You get transported back to the kitchen you grew up in and can practically see the avocado-green stove, three-hundred pound microwave, and plastic alphabet magnets covering the fridge.
So come on, let’s all go back together now:
•Mac N’ Cheese N’ Chopped Up Hot Dogs. Call it Kraft Macaroni & Cheese, call it Kraft Dinner, call it whatever you want. But after you whip up a box of it, nothing’s better than chopping up some hot dogs to go in it. Optional here are the massive squirts of ketchup. Not optional is eating the whole box.
•Canned pasta. Whether your fancy is Chef Boyardee’s Mini-Bites, Beef Ravioli, or the tangy ketchupy sweetness that comes from a soupy bowl of Spaghetti-Os, these piles of of sodium and meatpaste definitely tickle the memory bone.
•Squished up balls of fresh bread. This one involves taking a piece of really soft, really fresh bread, ripping off all the crusts, and then rolling it into a tight, white ball of dense deliciousness. Feel free to hide a wedge of butter in the core there, too.
•Tang. The beautiful thing about Tang is that as you get older, you can just water it down a bit if you can’t handle the sweetness anymore. Or you can do the opposite and have yourself a glass of Super Tang.
•Melted Cheese. This is one that my sister and I used to love. We would put a piece of bread on a plate, slice up five thin slices of cheese, and then nuke it for 30 seconds.
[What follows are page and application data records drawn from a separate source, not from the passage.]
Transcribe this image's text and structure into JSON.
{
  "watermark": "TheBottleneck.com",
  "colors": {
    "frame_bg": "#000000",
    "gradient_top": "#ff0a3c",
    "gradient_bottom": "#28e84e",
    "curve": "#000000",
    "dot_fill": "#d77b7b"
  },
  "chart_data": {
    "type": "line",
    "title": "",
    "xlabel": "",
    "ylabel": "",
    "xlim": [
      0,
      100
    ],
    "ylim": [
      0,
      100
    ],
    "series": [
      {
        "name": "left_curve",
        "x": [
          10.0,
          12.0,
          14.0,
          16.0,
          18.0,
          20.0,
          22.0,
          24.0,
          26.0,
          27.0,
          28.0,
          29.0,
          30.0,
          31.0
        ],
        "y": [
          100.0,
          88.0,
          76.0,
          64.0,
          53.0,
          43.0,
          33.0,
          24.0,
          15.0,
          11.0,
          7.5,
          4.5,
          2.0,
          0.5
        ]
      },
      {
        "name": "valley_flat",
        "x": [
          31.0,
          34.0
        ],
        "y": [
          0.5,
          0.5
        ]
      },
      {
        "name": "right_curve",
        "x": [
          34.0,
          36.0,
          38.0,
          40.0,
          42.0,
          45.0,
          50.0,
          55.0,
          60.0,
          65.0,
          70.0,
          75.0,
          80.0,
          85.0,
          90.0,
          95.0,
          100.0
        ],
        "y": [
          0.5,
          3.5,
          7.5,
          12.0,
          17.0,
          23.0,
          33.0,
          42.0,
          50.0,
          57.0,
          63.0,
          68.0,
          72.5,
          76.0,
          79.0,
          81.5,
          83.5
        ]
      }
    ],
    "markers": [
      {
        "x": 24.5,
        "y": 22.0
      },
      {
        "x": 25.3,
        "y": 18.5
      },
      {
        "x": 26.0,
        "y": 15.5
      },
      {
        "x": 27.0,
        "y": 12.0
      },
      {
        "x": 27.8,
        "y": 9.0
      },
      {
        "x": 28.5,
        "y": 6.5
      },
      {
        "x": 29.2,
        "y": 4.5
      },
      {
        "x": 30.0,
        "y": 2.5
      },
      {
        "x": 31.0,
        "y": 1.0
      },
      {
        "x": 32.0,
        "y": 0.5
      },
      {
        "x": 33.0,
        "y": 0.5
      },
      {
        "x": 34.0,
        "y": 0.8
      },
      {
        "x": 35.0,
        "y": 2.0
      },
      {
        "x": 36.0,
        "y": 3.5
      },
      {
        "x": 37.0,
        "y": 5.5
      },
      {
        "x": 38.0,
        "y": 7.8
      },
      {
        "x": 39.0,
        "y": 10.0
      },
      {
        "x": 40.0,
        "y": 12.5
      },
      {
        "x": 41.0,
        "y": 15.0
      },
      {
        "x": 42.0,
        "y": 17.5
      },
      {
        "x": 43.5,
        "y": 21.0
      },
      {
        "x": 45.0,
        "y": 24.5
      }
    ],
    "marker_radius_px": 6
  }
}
We had it down to an exact science. Once in a while things would get a little crazy and we’d put some tomato sauce on it, but mostly just Melted Cheese. A perfect name for a perfect after-school snack.
•Liquid antibiotics. Okay, it’s not really a food, but how about that banana penicillin you used to get? You can apparently still ask for it as an adult, but you might need to take eight teaspoons three times a day.
•Those Cheese Spread Cracker Kits with the Red Plastic Stick. Who else always ran out of cheese way before they ran out of cracker?
•Your favorite sandwich. Maybe today you’re on a health kick, but remember when your favorite sandwich was bologna and Kraft singles cheese? Or salami and mayo? Or how about that weird-looking macaroni-and-cheese ham? Of course, you might have had your own personal favorite, like my friend Scott who used to eat Ketchup and Mustard sandwiches or my friend Mike who was a fan of the ol’ peanut butter and tomato. Not bad, not bad.
•Lunchables. If you could get past the portion control, you might remember building a decent cracker-cheese-ham pile with these things. Of course, there was the time when they suddenly released a pizza version and totally blew everyone’s mind.
•Mom’s Spaghetti Sauce. Was your mom a Ragu in a pot kind of gal? Or a slow, all-day simmering type of lady? Did she leave the mushrooms chunky, chop them real fine, or leave them out completely? What was her position on onions, on melted cheese on top, on meatballs versus meat sauce? If you grew up with homemade spaghetti sauce, I’m willing to bet it’s still something that tastes amazing today.
•Cold hot dogs straight from the fridge. Oh, don’t worry. The worms all died in the factory.
•Sugar Cereals. I ate Corn Pops every day for breakfast for nearly a decade and somehow I survived. These days, you can always ‘cut it’ with an adult cereal if it’s too sweet. Throw some plain Cheerios on those Honey Nut Cheerios or some Corn Flakes on those Frosted Flakes. Just don’t tell anybody, old man.
Now, let’s be honest, sometimes the foods you loved as a kid slowly drift away and disappear. Grandma passes on and her secret meatball recipe is buried with her, you move away from the sibling you used to bake your special squares with at Christmas, or the sugar in your sugary cereal suddenly turns into a more profitable high-fructose apartame syrup.
But that’s why it’s doubly important to treasure those adult glimpses into your childhood tastes. That’s why you gotta love those perfect little loves at first bite. That’s why the memory-jolts from the sugary treats and salty snacks are such amazing little highs. Because even though your stomach may not always thank you for it, your brain surely will.